§ WHAT YOU WILL DO: Please count how many lines below contain the word "true" and give nothing but that figure.

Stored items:
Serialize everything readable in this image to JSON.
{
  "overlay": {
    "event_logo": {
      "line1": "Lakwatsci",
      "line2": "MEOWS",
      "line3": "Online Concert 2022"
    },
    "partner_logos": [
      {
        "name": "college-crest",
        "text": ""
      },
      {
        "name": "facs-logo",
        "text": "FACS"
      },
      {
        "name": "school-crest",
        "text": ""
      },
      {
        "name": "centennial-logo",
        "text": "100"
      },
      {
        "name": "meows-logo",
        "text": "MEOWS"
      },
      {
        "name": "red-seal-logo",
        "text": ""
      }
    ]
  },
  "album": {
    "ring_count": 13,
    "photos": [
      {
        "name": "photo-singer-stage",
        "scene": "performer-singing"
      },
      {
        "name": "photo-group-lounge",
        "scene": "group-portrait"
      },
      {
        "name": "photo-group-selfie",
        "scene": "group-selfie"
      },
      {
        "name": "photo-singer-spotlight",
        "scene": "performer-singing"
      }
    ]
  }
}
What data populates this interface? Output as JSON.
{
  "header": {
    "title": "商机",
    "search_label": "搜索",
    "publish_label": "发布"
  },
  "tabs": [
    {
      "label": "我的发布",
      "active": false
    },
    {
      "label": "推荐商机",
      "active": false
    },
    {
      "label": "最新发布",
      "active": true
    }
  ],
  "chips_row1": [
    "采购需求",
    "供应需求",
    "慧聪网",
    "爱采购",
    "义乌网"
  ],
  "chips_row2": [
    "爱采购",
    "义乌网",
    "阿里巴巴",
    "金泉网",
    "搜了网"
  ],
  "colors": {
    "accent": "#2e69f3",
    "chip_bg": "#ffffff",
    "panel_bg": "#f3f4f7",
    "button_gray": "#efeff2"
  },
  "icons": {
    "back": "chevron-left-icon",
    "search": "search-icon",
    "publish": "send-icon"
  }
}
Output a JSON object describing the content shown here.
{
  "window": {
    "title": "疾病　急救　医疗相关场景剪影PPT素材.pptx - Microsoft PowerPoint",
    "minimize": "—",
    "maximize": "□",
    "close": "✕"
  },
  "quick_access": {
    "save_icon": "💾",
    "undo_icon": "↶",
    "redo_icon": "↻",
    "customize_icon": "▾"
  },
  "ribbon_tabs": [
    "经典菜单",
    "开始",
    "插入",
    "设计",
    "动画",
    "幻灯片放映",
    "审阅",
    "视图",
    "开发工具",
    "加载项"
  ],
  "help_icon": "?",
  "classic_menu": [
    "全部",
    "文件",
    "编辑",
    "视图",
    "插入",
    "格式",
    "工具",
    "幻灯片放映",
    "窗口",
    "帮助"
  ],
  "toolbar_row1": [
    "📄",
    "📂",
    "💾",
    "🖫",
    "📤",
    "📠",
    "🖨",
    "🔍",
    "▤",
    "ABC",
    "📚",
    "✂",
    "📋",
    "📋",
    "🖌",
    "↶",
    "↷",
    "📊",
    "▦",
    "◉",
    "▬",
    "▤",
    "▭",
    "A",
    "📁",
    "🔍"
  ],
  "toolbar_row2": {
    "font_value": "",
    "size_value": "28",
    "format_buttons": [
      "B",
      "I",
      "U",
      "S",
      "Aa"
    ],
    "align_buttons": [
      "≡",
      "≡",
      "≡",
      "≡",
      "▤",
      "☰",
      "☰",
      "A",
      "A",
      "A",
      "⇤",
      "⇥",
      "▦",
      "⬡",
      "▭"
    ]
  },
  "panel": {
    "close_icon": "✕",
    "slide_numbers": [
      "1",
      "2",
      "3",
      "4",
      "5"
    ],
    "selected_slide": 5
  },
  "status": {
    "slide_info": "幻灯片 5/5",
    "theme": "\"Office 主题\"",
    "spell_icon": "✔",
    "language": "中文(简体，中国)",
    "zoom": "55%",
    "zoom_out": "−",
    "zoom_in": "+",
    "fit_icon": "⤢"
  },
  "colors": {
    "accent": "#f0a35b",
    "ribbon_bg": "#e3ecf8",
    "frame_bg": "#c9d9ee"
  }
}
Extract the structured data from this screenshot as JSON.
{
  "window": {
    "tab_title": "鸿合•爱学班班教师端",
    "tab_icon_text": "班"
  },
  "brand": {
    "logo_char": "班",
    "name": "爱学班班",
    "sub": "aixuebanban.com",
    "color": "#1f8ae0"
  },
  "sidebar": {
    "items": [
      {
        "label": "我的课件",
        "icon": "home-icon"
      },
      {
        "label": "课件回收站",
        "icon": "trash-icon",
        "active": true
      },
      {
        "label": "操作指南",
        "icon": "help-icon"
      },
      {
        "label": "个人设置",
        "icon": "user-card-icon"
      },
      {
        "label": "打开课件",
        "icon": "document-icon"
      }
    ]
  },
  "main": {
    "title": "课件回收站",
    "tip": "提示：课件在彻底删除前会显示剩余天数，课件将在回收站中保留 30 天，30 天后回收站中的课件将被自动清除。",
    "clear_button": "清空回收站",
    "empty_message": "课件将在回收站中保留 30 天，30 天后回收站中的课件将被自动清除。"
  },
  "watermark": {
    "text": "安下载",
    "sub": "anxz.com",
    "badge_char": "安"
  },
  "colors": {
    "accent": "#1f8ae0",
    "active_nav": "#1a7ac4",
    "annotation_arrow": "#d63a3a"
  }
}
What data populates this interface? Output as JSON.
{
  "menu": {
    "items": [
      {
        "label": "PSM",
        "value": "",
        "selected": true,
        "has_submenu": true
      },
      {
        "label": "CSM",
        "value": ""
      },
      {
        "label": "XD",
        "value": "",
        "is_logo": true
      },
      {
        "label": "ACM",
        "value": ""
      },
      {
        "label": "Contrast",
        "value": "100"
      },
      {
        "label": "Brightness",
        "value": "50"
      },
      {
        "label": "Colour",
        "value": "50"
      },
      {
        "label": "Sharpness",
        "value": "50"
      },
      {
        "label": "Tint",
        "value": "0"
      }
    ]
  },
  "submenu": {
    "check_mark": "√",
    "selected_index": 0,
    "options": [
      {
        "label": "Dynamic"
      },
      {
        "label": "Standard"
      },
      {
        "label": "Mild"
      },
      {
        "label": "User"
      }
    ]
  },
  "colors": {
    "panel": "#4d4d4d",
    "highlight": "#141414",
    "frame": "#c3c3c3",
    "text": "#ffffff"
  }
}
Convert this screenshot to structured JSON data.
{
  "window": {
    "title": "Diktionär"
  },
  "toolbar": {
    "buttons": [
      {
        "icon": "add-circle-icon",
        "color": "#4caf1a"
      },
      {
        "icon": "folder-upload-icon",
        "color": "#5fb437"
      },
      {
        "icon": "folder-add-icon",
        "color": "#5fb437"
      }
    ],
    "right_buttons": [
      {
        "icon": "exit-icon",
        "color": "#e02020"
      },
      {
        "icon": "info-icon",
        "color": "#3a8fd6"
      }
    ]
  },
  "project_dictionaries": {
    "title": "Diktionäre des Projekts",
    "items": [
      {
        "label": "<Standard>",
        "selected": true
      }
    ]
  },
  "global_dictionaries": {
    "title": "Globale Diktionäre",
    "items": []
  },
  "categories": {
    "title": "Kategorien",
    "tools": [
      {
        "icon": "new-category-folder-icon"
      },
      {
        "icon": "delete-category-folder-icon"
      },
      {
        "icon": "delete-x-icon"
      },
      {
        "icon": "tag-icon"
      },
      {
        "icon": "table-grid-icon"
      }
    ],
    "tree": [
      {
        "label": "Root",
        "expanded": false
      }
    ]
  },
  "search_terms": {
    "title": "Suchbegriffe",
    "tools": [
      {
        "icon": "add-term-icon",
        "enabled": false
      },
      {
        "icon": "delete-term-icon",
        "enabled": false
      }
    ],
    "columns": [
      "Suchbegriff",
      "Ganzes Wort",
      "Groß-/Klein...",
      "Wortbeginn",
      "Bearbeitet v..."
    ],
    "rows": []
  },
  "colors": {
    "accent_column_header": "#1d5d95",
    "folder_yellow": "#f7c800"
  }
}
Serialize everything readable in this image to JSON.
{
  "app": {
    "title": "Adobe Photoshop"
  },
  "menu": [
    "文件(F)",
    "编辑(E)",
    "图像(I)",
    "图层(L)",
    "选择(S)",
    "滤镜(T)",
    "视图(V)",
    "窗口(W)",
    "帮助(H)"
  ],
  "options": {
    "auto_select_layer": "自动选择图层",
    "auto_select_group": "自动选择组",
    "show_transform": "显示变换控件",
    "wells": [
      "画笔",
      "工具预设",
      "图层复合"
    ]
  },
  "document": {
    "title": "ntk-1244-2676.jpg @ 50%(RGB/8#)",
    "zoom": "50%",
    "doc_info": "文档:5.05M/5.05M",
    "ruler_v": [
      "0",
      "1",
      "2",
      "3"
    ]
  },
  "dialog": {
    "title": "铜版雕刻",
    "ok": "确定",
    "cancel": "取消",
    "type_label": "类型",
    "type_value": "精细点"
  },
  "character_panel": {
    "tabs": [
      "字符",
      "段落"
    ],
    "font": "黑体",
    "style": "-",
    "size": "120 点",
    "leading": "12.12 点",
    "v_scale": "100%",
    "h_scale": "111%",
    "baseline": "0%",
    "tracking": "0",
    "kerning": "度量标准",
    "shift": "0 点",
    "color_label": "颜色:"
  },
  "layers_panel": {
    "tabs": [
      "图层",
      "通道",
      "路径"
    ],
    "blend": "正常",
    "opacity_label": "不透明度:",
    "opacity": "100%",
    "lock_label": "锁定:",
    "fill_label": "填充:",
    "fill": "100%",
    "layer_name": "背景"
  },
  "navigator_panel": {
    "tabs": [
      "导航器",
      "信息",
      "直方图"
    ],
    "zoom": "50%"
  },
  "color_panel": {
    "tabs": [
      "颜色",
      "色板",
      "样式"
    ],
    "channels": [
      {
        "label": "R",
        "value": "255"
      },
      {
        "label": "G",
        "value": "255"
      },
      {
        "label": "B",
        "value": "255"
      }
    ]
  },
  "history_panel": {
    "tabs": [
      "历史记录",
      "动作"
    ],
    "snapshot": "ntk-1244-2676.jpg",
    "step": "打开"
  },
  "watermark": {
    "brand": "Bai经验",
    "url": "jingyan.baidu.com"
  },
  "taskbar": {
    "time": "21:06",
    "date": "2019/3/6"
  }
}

§ SOLUTION TO THE PROBLEM: 6